Lovely like-minded ladies showing their first ever eco-dye fabric in a group photo. I hung my own dyed pieces to add atmosphere to the day around the deck.

The table set - ready steady go!

Silk laid out and leaves were stuffed ready
to roll.

Arranging the leaves as they please

Head down and ready to roll!

After steaming, the bundles were rested until
they cooled.

As part of the workshop I included a visit to the Treehouse Studio to share my projects made with eco-dyed fabric. I was amazed how many projects I have started since I began dyeing using the eco-dye method. This lovely group of ladies told me that they have been reading my blog so they were familiar with my Treehouse Studio. 

Once they were inside they were blown away by what they saw! I hope they left with some inspiration. 

After visited to the Treehouse Studio we unwrapped more bundles. The results they got were beyond my expectations. All the bundles got amazing prints on the silk they used. 

Leslie Edwards a pattern designer was
pleased with her piece.

Jocelyn Chavvidan showing her dyed cloth

Mandy Smith and her cloth.

Glenise Gallagher and her dyed scarf

Sarah Quilter happily showing off her scarf

All nine in the workshop and their scarves

Mandy and her scarf

A picture says a thousand words here. 

Sarah was on the lawn admiring her scarf

I think Leslie was pleased with her scarf too!

Glenise and her fabric dyed with silky oak

After I posted a few photos on Instagram and Facebook I received some inquiries for another workshop. So the next workshop date is set for Saturday July 25th. If anyone is interested in joining my eco-dye workshop please leave a comment here and I will get back to you. 

I also asked to give a stitching workshop using eco-dyed fabric. I have been thinking lately that I would really love to teach a stitching workshop. I will start on small pieces. A "simple little stitch". What do you think? As part of the ageing process one would like to pass on what one knows to younger generations. I think I'm one of those people who loves sharing! 

Until next time

June 12, 2015

Textiles Books and Historic Tree

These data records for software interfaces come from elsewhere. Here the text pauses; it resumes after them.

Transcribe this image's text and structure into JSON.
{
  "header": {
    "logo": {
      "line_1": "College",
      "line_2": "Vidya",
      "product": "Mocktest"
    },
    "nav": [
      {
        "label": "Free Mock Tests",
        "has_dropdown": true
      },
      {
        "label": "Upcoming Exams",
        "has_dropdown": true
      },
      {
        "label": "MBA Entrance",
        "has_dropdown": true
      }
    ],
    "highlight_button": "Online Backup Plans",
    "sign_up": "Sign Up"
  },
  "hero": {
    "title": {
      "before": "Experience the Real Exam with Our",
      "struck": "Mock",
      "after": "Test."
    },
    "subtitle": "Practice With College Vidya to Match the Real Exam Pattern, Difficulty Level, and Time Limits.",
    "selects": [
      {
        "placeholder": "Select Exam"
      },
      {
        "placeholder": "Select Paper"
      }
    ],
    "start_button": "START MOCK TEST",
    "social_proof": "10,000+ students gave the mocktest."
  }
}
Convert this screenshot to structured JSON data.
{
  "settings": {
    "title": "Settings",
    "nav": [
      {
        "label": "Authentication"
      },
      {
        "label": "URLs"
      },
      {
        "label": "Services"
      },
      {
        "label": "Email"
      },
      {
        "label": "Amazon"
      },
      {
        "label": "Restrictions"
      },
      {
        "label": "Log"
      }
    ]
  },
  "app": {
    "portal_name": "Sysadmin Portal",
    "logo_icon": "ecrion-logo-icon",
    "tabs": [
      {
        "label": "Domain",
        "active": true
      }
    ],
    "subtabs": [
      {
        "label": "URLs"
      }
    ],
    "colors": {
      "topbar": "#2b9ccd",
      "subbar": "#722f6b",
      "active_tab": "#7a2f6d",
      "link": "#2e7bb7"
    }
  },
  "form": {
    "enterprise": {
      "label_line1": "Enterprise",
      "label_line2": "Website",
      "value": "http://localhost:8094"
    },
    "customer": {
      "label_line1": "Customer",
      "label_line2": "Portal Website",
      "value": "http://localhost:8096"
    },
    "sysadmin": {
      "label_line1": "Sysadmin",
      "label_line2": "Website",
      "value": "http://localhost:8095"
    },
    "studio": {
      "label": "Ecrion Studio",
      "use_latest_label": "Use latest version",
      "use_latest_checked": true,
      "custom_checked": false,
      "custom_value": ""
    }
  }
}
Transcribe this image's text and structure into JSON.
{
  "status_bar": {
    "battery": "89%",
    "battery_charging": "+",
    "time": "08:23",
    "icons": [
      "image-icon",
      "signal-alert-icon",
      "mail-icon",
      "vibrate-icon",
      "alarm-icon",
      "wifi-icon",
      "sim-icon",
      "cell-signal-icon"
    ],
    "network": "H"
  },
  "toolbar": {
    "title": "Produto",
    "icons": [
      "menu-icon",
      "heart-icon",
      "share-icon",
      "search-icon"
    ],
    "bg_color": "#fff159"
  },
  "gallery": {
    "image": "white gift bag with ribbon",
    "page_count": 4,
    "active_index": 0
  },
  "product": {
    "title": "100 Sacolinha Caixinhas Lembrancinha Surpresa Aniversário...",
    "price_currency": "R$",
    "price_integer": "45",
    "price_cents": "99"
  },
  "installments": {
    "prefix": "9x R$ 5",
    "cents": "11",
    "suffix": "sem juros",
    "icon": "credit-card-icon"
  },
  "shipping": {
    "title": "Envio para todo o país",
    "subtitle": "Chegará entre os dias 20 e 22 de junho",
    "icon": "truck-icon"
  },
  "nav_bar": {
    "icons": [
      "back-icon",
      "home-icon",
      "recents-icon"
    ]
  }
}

Not many creations in the last couple of weeks. The shorter winter days make me feel like snuggling in and get comfy in the evenings instead of being active. I have a few projects on the go that I should get on with! Ha, but I'm just too lazy! 

I did make a trip to Kazari Ziguzagu last week to check out for some vintage indigo fabric that my friend asked me to get for her. It was a lovely visit as always. I found some great textile pieces that I took photos of (not bought!). 

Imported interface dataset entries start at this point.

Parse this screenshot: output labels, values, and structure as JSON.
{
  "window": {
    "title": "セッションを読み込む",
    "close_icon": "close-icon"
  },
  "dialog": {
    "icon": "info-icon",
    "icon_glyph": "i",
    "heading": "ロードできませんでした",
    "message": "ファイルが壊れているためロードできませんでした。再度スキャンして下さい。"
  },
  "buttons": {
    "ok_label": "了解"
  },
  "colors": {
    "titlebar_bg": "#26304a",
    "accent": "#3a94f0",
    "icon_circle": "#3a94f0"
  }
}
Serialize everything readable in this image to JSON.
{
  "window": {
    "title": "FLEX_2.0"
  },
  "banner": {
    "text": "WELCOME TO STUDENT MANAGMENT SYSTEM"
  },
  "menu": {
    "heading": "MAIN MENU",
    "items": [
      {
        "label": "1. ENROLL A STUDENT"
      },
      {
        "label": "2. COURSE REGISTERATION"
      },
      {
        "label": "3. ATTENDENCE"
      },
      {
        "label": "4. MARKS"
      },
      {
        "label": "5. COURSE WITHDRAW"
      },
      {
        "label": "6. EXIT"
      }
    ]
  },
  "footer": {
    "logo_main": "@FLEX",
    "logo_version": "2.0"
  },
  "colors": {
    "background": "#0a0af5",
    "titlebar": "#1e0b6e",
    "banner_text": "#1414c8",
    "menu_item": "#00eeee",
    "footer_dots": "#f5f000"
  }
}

While I was looking for vintage indigo fabric for a friend I found some for ME (naturally) from an online shop KimoYes as well. 

I did put some stitching on my swirling cloth I'm making into a blog book cover. The problem with working without pattern is that I sometimes get stitcher's block so I have to leave it for a while. Does that happen to you too? Anyway, read the captions on each photo to see what else I did. 

Leaping bunny on Noren, indigo Katazome

Vintage Japanese textiles from KimoYes

A hemp Yukata is ready to be de-constructed, Kazari Ziguzagu

Swirly weaving with added stitching

Naturally dyed samples pieced into Bojagi cloth

Ayako's crochet blanket displayed by Cobie Lee.
Wednesday craft

Another Coptic binding book

Books and friends. Dot Christian, Ro Bruhn and Jacky Williams

Colourful Eucalyptus leaves found on a windy day

Lucky find 

I'm excited to share my lucky find with you! It's not like any lucky find I've shown you before. This time it is an historic Eucalyptus tree (Eucalyptus Camaldulensis). It is approximately 400-500 years old so it predates European settlements in Australia. River Red Gums can live up to 700 years or more. I discovered it on the campus where I work. When standing next to it, I feel like standing next to those movable trees in 'Lord of the Ring'!  

After 10 years of working here I thought I had discovered all the gardens and trees on this campus, but when I found this grand old tree I couldn't help but get excited. I have organised to take my colleagues to view the tree next Monday. A real treat for us all. 

Until next time.